In investing, sometimes boring is good. Take toll roads, the relatively humdrum expressways provide a dose of certainty in an unclear Chinese and global economy. The business model couldn’t be simpler. People drive, people pay tolls, owners of toll roads make money. “People don’t really need or want surprises in these stocks. So no surprise is basically good news,” said Patrick Xu, a transportation analyst at Barclays. Zhejiang Expressway (0576.HKG) delivered the goods this week with an earnings release that was inline with Xu’s expectations. Thanks to high dividends and some potentially lucrative side projects in property development – with little risk of going belly up thanks to the steady toll income to finance the projects – investors should be able to expect consistent returns in the year to come despite slower growth in highway traffic. Investors looking to enter the sector can also consider Jiangsu Expressway (0177.HKG), which announces earnings today. The company is perhaps the strongest in the sector with Xu expecting 43% growth in earnings per share in 2013. The company is expected write down a one time charge of roughly $1.2 billion in its earnings as the government removed some tolls on one road, which “will scare some of the investors but it probably won’t really undermine the investability of their stock,” Xu said. If the stock goes down on the announcement, that might be the time to buy.
Too much excitement
Quite the opposite of toll roads, there’s rarely a dull moment for Chinese tutoring firm Ambow Education Holding (AMBO.NYSE) in the past year, even if it’s exciting for all the wrong reasons: First was an internal misconduct probe and then shareholders accusing the company of faking an acquisition attempt. On March 15, the firm’s stock price saw a sudden reversal in its yearlong downward spiral when Baring Private Equity Asia, a 10% stakeholder, launched a bid to take the company private. Ambow shares jumped 50% in one day. That was not to last, however, as three board members resigned, sending the stock back down. The resignations of board members who represent some of the firm’s largest stakeholders indicate a major disagreement, possibly over the buyout, one analyst said. Complicated boardroom drama may make for a compelling story, but it’s bad news for investors who might otherwise be interested in the China’s growing market for private education. Given all the companies’ woes, investors should have sold when the stock jumped 50%, the analyst said. “If you’re a retail investor and you don’t know what’s going on, you shouldn’t be in the game.” With no way of guessing what will happen next, investors hold Ambow stock at their own risk and may want to find the nearest exit.
Ain’t nothing but a 4G thang
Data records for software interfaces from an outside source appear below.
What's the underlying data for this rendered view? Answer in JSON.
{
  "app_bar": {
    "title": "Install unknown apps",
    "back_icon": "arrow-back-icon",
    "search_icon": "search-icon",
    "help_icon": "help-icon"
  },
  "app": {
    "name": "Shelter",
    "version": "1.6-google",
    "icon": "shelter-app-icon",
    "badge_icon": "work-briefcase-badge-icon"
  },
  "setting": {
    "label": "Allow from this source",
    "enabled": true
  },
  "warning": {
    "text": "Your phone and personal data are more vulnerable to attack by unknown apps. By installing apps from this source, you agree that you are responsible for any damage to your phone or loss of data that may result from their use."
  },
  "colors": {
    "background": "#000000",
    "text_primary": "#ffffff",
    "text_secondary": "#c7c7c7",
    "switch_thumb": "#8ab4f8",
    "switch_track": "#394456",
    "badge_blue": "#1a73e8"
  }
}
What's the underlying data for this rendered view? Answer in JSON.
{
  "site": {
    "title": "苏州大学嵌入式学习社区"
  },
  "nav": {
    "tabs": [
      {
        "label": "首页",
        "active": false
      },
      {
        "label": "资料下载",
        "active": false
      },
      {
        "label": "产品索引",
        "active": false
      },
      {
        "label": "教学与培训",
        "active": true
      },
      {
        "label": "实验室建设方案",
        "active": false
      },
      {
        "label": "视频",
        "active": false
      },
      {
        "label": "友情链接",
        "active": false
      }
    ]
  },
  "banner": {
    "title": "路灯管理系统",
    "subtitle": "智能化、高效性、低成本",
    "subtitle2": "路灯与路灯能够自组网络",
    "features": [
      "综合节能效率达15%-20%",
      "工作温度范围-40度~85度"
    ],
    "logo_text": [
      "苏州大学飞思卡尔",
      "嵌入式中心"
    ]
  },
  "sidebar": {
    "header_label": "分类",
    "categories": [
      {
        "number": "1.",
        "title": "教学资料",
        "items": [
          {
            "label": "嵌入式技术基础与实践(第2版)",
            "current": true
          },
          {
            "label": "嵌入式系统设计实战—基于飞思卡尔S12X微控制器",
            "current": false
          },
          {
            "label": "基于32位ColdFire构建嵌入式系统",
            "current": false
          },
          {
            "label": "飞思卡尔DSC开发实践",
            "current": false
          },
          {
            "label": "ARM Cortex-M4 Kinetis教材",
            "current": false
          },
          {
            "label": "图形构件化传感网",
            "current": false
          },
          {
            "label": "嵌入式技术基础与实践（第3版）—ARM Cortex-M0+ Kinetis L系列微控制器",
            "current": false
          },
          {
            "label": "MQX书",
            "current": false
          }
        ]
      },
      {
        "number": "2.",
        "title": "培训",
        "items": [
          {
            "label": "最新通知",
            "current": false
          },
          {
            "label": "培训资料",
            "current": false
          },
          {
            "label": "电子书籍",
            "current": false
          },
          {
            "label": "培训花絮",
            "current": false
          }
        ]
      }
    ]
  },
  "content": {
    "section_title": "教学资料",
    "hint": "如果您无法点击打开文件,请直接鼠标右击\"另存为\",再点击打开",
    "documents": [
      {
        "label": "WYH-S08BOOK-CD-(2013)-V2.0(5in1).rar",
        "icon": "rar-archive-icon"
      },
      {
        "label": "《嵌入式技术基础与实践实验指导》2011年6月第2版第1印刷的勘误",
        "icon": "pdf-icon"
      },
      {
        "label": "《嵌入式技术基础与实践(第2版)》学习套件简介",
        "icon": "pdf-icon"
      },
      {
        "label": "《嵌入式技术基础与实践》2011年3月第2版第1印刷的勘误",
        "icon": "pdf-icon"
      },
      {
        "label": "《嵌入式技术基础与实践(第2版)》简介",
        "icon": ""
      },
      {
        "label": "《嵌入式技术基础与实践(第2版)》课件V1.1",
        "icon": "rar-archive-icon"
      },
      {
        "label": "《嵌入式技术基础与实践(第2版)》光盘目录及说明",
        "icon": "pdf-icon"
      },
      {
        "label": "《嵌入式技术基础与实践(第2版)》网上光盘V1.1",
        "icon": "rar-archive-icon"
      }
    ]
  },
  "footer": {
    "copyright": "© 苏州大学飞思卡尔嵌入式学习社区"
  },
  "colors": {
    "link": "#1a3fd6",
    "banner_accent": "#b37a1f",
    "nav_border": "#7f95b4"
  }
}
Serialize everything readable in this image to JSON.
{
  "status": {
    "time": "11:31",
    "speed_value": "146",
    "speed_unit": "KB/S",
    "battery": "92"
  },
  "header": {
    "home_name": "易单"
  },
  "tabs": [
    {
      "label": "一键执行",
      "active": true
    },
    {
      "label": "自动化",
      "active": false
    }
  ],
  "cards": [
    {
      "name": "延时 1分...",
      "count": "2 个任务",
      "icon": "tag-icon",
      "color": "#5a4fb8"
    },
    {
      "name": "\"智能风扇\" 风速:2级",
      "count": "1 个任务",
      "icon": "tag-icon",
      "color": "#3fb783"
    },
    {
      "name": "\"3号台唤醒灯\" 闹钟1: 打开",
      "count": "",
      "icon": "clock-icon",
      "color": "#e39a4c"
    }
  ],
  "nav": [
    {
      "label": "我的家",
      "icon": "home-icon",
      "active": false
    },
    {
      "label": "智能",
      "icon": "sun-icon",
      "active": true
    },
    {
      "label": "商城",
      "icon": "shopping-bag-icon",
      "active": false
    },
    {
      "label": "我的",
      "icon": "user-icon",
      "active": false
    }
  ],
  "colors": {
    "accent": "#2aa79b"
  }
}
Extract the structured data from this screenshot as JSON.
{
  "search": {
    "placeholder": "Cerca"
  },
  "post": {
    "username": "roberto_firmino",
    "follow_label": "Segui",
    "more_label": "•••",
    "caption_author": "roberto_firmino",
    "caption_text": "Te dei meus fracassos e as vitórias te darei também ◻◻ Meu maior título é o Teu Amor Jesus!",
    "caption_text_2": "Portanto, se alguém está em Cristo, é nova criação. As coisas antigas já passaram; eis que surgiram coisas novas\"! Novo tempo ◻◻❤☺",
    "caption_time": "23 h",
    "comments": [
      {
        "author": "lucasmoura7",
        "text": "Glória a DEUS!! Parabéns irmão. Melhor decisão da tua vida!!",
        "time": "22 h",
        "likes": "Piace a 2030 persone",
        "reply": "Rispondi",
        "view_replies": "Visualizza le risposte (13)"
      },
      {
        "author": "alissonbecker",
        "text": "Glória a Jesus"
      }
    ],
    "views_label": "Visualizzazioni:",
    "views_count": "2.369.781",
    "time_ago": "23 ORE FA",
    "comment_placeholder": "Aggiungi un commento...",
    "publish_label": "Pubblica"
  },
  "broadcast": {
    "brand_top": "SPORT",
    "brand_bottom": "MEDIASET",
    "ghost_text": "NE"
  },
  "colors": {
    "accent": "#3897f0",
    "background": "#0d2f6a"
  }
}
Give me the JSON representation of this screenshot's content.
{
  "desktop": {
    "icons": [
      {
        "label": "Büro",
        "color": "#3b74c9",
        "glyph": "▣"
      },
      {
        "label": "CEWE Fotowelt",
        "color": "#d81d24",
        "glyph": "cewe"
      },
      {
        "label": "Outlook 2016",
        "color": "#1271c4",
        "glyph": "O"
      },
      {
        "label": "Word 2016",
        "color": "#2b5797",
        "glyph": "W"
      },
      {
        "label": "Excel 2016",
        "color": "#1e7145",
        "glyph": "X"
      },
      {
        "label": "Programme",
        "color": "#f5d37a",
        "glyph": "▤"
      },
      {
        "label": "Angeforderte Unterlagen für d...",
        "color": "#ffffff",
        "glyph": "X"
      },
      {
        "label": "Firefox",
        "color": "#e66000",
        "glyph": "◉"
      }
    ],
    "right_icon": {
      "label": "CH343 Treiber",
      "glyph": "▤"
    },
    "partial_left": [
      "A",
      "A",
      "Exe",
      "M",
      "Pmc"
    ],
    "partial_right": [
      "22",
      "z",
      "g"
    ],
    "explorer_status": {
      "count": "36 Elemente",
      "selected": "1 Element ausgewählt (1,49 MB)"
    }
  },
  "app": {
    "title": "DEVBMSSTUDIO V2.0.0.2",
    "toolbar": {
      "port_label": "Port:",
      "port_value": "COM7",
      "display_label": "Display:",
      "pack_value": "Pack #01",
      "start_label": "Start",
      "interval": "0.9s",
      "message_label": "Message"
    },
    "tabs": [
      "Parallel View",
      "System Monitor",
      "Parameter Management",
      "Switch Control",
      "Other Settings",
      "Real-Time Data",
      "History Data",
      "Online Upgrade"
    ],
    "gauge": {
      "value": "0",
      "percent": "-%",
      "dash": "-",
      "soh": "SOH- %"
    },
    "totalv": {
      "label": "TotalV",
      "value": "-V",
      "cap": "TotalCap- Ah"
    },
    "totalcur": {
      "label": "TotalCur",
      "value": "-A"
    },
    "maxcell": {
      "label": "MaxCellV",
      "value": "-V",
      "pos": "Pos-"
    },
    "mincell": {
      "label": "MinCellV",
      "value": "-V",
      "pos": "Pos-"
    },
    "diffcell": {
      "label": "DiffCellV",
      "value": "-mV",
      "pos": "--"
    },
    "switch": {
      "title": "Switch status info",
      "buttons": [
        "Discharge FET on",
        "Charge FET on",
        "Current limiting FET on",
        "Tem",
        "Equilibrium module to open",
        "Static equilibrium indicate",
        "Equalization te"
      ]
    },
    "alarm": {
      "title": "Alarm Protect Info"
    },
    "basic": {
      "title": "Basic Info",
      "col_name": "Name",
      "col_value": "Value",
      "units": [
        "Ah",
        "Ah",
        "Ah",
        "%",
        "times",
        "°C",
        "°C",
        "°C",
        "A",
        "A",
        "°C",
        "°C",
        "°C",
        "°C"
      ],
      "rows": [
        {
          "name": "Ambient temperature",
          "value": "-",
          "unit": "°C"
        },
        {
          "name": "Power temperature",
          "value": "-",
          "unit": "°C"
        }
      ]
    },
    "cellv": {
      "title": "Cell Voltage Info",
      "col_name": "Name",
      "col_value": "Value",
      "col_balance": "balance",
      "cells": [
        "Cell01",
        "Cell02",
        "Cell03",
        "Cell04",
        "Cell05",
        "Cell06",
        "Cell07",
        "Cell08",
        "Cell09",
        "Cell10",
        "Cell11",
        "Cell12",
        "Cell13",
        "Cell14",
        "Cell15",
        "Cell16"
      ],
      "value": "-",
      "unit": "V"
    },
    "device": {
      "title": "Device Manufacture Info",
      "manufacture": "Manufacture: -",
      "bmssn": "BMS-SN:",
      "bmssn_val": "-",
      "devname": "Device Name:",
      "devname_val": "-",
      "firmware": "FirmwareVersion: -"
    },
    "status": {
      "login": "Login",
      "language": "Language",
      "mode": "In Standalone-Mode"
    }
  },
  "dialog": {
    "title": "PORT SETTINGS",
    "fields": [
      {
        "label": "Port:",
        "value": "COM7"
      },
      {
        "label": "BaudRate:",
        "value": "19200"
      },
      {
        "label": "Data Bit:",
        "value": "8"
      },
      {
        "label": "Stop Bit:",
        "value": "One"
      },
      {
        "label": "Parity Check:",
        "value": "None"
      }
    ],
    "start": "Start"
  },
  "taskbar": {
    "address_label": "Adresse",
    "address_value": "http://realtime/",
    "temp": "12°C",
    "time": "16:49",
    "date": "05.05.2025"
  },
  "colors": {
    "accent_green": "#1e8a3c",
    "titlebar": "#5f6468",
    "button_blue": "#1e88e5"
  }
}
China Telecom (CHA.NYSE, 0728.HKG) was obviously looking for attention from investors Wednesday when its chief executive hinted at employing a commonly used standard for its 4G network. China Mobile (CHL.NYSE, 0941.HKG) is by far the kingpin in the forth-generation game at present, but it’s rolling out a network on a China-developed standard of which little, including the price for development, is known. China Telecom’s tentative plan that would focus on major cities sounds like an effort to reduce costs and speed up its network development so that China Mobile doesn’t run away with every last 4G customer in the country. China Unicom (CHU.NYSE, 0762.HKG) hasn’t made an official comment on 4G yet. The problem in China is that no one really knows what the market for the new technology really looks like , or how much can be charged for the service, said CIMB Head of Equities Research for China Bertram Lai. “These are huge unknowns that everybody’s struggling with,” he said from Hong Kong. Regulation is the key to grasping the market. Unfortunately, an amalgam of interests sway regulation in the industry in China, and these are poorly understood, Lai said. One thing is clear, however. The Ministry of Industry and Internet Technology wants a balanced market. “MIIT is a pro-consumer regulator. What they would like to see is three healthy operators,” Lai said. The regulator is holding out on issuing 4G licenses at least until all three companies have a fighting chance. Investors should be wary of buying telco stock on the promise of higher earnings from 4G. The players may come out looking somewhat even in the end.
All is quiet with no new China-related listings in Hong Kong in this week and none slated for next week.